> **Exercise data**:
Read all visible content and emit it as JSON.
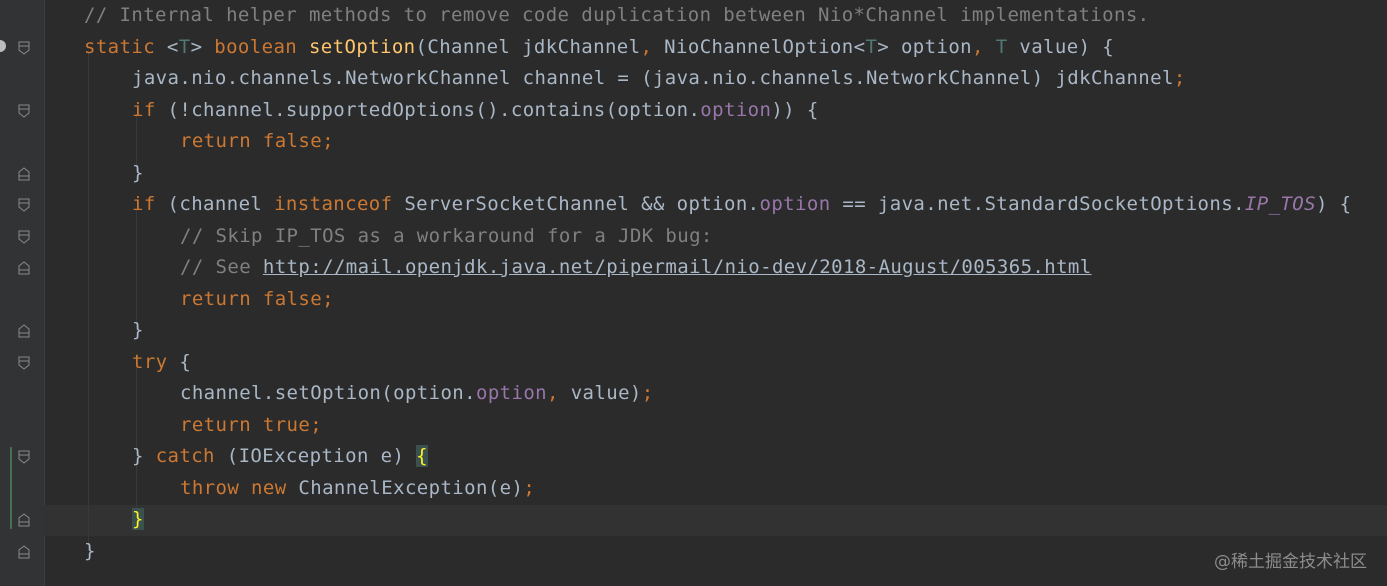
{
  "editor": {
    "colors": {
      "background": "#2b2b2b",
      "gutter": "#313335",
      "comment": "#808080",
      "keyword": "#cc7832",
      "method": "#ffc66d",
      "field": "#9876aa",
      "type_param": "#507874",
      "text": "#a9b7c6"
    },
    "lines": [
      {
        "tokens": [
          {
            "t": "// Internal helper methods to remove code duplication between Nio*Channel implementations.",
            "c": "comment"
          }
        ]
      },
      {
        "tokens": [
          {
            "t": "static ",
            "c": "kw"
          },
          {
            "t": "<",
            "c": "plain"
          },
          {
            "t": "T",
            "c": "type"
          },
          {
            "t": "> ",
            "c": "plain"
          },
          {
            "t": "boolean ",
            "c": "kw"
          },
          {
            "t": "setOption",
            "c": "fn"
          },
          {
            "t": "(Channel jdkChannel",
            "c": "plain"
          },
          {
            "t": ", ",
            "c": "semi"
          },
          {
            "t": "NioChannelOption<",
            "c": "plain"
          },
          {
            "t": "T",
            "c": "type"
          },
          {
            "t": "> option",
            "c": "plain"
          },
          {
            "t": ", ",
            "c": "semi"
          },
          {
            "t": "T ",
            "c": "type"
          },
          {
            "t": "value) {",
            "c": "plain"
          }
        ]
      },
      {
        "tokens": [
          {
            "t": "java.nio.channels.NetworkChannel channel = (java.nio.channels.NetworkChannel) jdkChannel",
            "c": "plain"
          },
          {
            "t": ";",
            "c": "semi"
          }
        ]
      },
      {
        "tokens": [
          {
            "t": "if ",
            "c": "kw"
          },
          {
            "t": "(!channel.supportedOptions().contains(option.",
            "c": "plain"
          },
          {
            "t": "option",
            "c": "field"
          },
          {
            "t": ")) {",
            "c": "plain"
          }
        ]
      },
      {
        "tokens": [
          {
            "t": "return false",
            "c": "kw"
          },
          {
            "t": ";",
            "c": "semi"
          }
        ]
      },
      {
        "tokens": [
          {
            "t": "}",
            "c": "plain"
          }
        ]
      },
      {
        "tokens": [
          {
            "t": "if ",
            "c": "kw"
          },
          {
            "t": "(channel ",
            "c": "plain"
          },
          {
            "t": "instanceof ",
            "c": "kw"
          },
          {
            "t": "ServerSocketChannel && option.",
            "c": "plain"
          },
          {
            "t": "option",
            "c": "field"
          },
          {
            "t": " == java.net.StandardSocketOptions.",
            "c": "plain"
          },
          {
            "t": "IP_TOS",
            "c": "static"
          },
          {
            "t": ") {",
            "c": "plain"
          }
        ]
      },
      {
        "tokens": [
          {
            "t": "// Skip IP_TOS as a workaround for a JDK bug:",
            "c": "comment"
          }
        ]
      },
      {
        "tokens": [
          {
            "t": "// See ",
            "c": "comment"
          },
          {
            "t": "http://mail.openjdk.java.net/pipermail/nio-dev/2018-August/005365.html",
            "c": "link"
          }
        ]
      },
      {
        "tokens": [
          {
            "t": "return false",
            "c": "kw"
          },
          {
            "t": ";",
            "c": "semi"
          }
        ]
      },
      {
        "tokens": [
          {
            "t": "}",
            "c": "plain"
          }
        ]
      },
      {
        "tokens": [
          {
            "t": "try ",
            "c": "kw"
          },
          {
            "t": "{",
            "c": "plain"
          }
        ]
      },
      {
        "tokens": [
          {
            "t": "channel.setOption(option.",
            "c": "plain"
          },
          {
            "t": "option",
            "c": "field"
          },
          {
            "t": ", ",
            "c": "semi"
          },
          {
            "t": "value)",
            "c": "plain"
          },
          {
            "t": ";",
            "c": "semi"
          }
        ]
      },
      {
        "tokens": [
          {
            "t": "return true",
            "c": "kw"
          },
          {
            "t": ";",
            "c": "semi"
          }
        ]
      },
      {
        "tokens": [
          {
            "t": "} ",
            "c": "plain"
          },
          {
            "t": "catch ",
            "c": "kw"
          },
          {
            "t": "(IOException e) ",
            "c": "plain"
          },
          {
            "t": "{",
            "c": "brace-hl"
          }
        ]
      },
      {
        "tokens": [
          {
            "t": "throw new ",
            "c": "kw"
          },
          {
            "t": "ChannelException(e)",
            "c": "plain"
          },
          {
            "t": ";",
            "c": "semi"
          }
        ]
      },
      {
        "tokens": [
          {
            "t": "}",
            "c": "brace-hl"
          }
        ]
      },
      {
        "tokens": [
          {
            "t": "}",
            "c": "plain"
          }
        ]
      }
    ]
  },
  "watermark": "@稀土掘金技术社区"
}
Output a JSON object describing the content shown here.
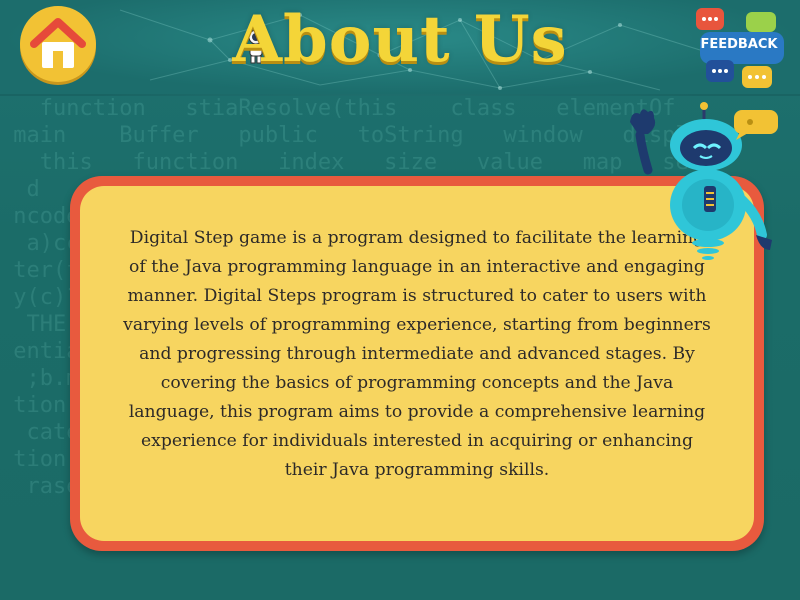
{
  "header": {
    "title": "About Us",
    "home_icon": "home-icon",
    "feedback_label": "FEEDBACK"
  },
  "main": {
    "description": "Digital Step game is a program designed to facilitate the learning of the Java programming language in an interactive and engaging manner. Digital Steps program is structured to cater to users with varying levels of programming experience, starting from beginners and progressing through intermediate and advanced stages. By covering the basics of programming concepts and the Java language, this program aims to provide a comprehensive learning experience for individuals interested in acquiring or enhancing their Java programming skills."
  },
  "colors": {
    "title": "#f4d538",
    "card_border": "#e85a3e",
    "card_fill": "#f7d560",
    "background": "#1f6f6c",
    "home_button": "#f2c234",
    "home_roof": "#e64a3a"
  }
}
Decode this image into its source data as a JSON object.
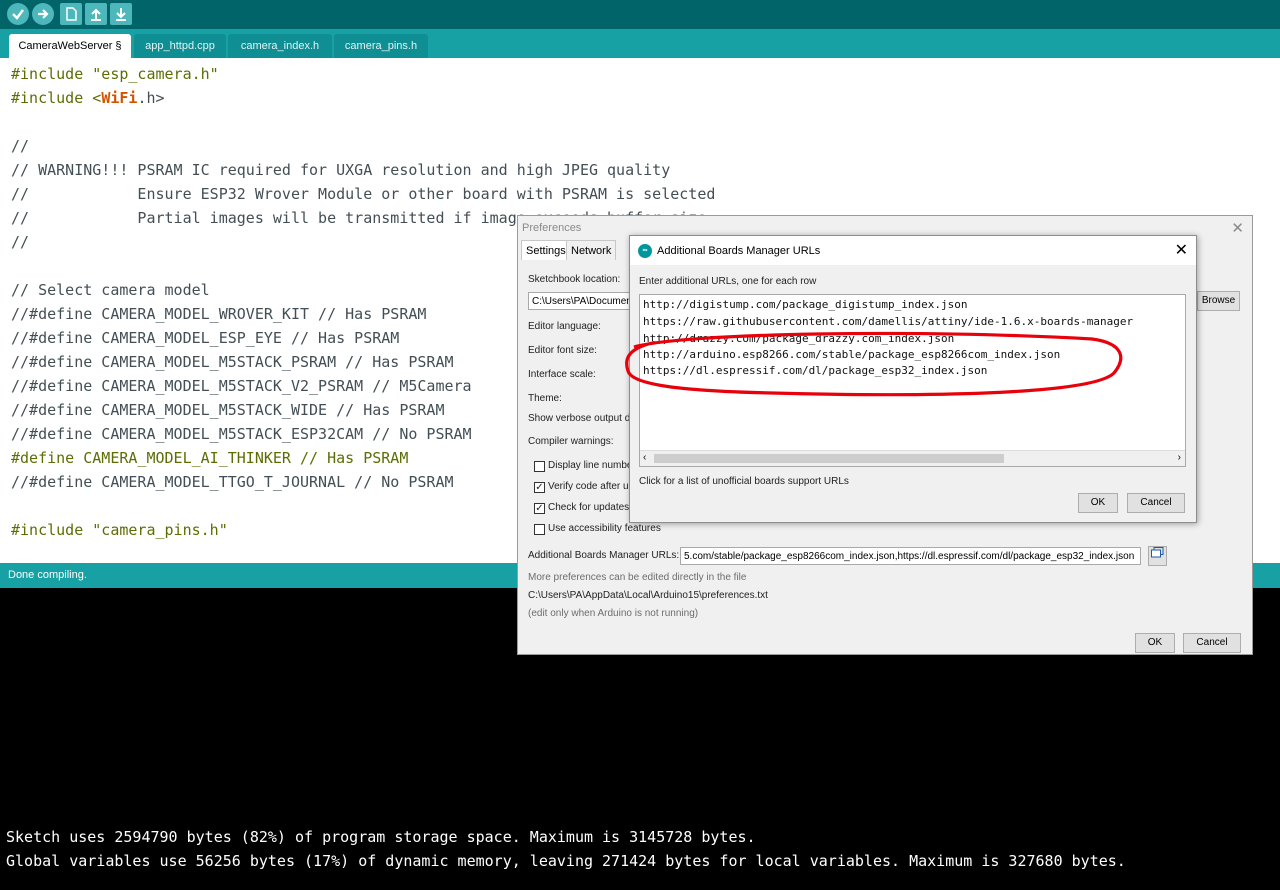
{
  "toolbar": {
    "buttons": [
      {
        "name": "verify",
        "icon": "check-icon"
      },
      {
        "name": "upload",
        "icon": "arrow-right-icon"
      },
      {
        "name": "new",
        "icon": "new-file-icon"
      },
      {
        "name": "open",
        "icon": "arrow-up-icon"
      },
      {
        "name": "save",
        "icon": "arrow-down-icon"
      }
    ]
  },
  "tabs": [
    {
      "label": "CameraWebServer §",
      "active": true
    },
    {
      "label": "app_httpd.cpp",
      "active": false
    },
    {
      "label": "camera_index.h",
      "active": false
    },
    {
      "label": "camera_pins.h",
      "active": false
    }
  ],
  "editor": {
    "lines": [
      "#include \"esp_camera.h\"",
      "#include <WiFi.h>",
      "",
      "//",
      "// WARNING!!! PSRAM IC required for UXGA resolution and high JPEG quality",
      "//            Ensure ESP32 Wrover Module or other board with PSRAM is selected",
      "//            Partial images will be transmitted if image exceeds buffer size",
      "//",
      "",
      "// Select camera model",
      "//#define CAMERA_MODEL_WROVER_KIT // Has PSRAM",
      "//#define CAMERA_MODEL_ESP_EYE // Has PSRAM",
      "//#define CAMERA_MODEL_M5STACK_PSRAM // Has PSRAM",
      "//#define CAMERA_MODEL_M5STACK_V2_PSRAM // M5Camera",
      "//#define CAMERA_MODEL_M5STACK_WIDE // Has PSRAM",
      "//#define CAMERA_MODEL_M5STACK_ESP32CAM // No PSRAM",
      "#define CAMERA_MODEL_AI_THINKER // Has PSRAM",
      "//#define CAMERA_MODEL_TTGO_T_JOURNAL // No PSRAM",
      "",
      "#include \"camera_pins.h\""
    ]
  },
  "status": {
    "text": "Done compiling."
  },
  "console": {
    "lines": [
      "Sketch uses 2594790 bytes (82%) of program storage space. Maximum is 3145728 bytes.",
      "Global variables use 56256 bytes (17%) of dynamic memory, leaving 271424 bytes for local variables. Maximum is 327680 bytes."
    ]
  },
  "prefs": {
    "title": "Preferences",
    "tabs": [
      "Settings",
      "Network"
    ],
    "sketchbook_label": "Sketchbook location:",
    "sketchbook_value": "C:\\Users\\PA\\Documen",
    "browse_label": "Browse",
    "editor_language_label": "Editor language:",
    "font_size_label": "Editor font size:",
    "interface_scale_label": "Interface scale:",
    "theme_label": "Theme:",
    "verbose_label": "Show verbose output d",
    "compiler_warnings_label": "Compiler warnings:",
    "checkboxes": [
      {
        "label": "Display line number",
        "checked": false
      },
      {
        "label": "Verify code after u",
        "checked": true
      },
      {
        "label": "Check for updates",
        "checked": true
      },
      {
        "label": "Use accessibility features",
        "checked": false
      }
    ],
    "urls_label": "Additional Boards Manager URLs:",
    "urls_value": "5.com/stable/package_esp8266com_index.json,https://dl.espressif.com/dl/package_esp32_index.json",
    "more_prefs": "More preferences can be edited directly in the file",
    "prefs_path": "C:\\Users\\PA\\AppData\\Local\\Arduino15\\preferences.txt",
    "edit_note": "(edit only when Arduino is not running)",
    "ok_label": "OK",
    "cancel_label": "Cancel"
  },
  "abm": {
    "title": "Additional Boards Manager URLs",
    "instructions": "Enter additional URLs, one for each row",
    "urls": [
      "http://digistump.com/package_digistump_index.json",
      "https://raw.githubusercontent.com/damellis/attiny/ide-1.6.x-boards-manager",
      "http://drazzy.com/package_drazzy.com_index.json",
      "http://arduino.esp8266.com/stable/package_esp8266com_index.json",
      "https://dl.espressif.com/dl/package_esp32_index.json"
    ],
    "link_text": "Click for a list of unofficial boards support URLs",
    "ok_label": "OK",
    "cancel_label": "Cancel"
  },
  "colors": {
    "teal_dark": "#006468",
    "teal": "#17a1a5",
    "annotation_red": "#e8000b"
  }
}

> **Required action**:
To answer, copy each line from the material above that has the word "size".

> **Solution to this task**:
      "//            Partial images will be transmitted if image exceeds buffer size",
    "font_size_label": "Editor font size:",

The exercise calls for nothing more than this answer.